Once the carrier and the arbor were fitted into place Duncan began to turn the collet for the contrate wheel. Whilst spinning the hand-wheel, Duncan described how he was cutting back a gentle taper to find the right diameter for the wheel, then he repeatedly removed the work to check against the wheel. When the right diameter was achieved he turned the side of the collet straight, removed the work once more and pushed the wheel home. Re-mounted the wheel and arbor between centres and then using a burnisher rubbed over the end of the collet to hold the wheel good and tight. The contrate wheel was then passed around the audience to see the slightly domed burnished collet end that was immovably holding the wheel to the arbor.
Duncan then showed a smaller bow lathe, which he admitted was perhaps not always commercially viable to use in the modern day workshop, but was nonetheless very enjoyable to own. A tool Duncan employs regularly in his workshop is the modern set of Swiss watchmaker’s turns which formed the next part of his demonstration. Duncan mainly uses these to support components whilst polishing them. He uses various custom made brass runners for this but demonstrated the tuning of a steel spacer.
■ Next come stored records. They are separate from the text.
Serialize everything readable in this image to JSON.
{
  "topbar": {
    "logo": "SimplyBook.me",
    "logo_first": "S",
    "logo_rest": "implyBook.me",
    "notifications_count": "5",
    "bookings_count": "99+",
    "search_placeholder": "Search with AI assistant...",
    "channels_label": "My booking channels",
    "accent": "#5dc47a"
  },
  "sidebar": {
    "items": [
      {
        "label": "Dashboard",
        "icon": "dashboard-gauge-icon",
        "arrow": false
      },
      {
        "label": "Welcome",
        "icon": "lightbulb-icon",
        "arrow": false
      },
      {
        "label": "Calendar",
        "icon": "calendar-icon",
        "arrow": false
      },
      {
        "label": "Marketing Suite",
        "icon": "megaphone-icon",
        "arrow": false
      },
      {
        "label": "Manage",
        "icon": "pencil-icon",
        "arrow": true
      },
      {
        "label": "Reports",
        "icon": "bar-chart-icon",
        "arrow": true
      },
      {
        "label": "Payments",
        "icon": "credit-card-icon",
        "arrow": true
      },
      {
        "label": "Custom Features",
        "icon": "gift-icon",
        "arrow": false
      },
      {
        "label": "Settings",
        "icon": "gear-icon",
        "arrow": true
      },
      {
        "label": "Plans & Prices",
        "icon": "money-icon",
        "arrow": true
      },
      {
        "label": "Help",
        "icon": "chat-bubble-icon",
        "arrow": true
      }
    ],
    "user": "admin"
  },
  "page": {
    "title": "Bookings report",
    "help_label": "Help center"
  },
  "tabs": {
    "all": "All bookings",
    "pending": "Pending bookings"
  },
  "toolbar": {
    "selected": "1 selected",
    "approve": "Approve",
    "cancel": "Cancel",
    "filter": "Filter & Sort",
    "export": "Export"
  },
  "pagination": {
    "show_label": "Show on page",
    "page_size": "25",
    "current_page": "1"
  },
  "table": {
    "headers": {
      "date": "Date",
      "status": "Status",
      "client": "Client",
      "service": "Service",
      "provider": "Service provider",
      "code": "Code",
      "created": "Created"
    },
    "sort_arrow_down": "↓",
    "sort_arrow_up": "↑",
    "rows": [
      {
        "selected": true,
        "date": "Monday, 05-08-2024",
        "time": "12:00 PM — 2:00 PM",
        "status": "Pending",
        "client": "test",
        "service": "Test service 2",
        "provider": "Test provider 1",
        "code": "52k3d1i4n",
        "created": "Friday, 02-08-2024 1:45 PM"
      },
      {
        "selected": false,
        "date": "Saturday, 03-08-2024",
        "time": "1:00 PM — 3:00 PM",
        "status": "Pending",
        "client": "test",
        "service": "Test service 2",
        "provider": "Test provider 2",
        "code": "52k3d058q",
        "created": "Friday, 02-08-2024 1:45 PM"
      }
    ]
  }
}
The spacer was mounted to a carrier in the form of a tapered steel arbor with integral pulley wheel. Before fitting the carrier between the centres, he laid the hair of the bow across the bed of the turns. Once the work is fitted he can then simply pull the bow upwards setting the hair on the pulley and by rotating the bow wrap the line tightly around the pulley. He turned the piece, only cutting on the down-stroke of the bow, whilst explaining that he found the small turns very useful for everyday work and used them a lot.
The final stage of Duncan’s demonstration was to burnish the pivot of an old cylinder assembly on the Jacot tool. He used the balance as a carrier for this procedure and cautioned the audience that it was all too easy to remove material from tiny pivots and it was worth checking progress regularly.
Duncan joked modestly that he should not be trusted with anyone’s watch but the pivot remained intact and gained a bright burnished finish.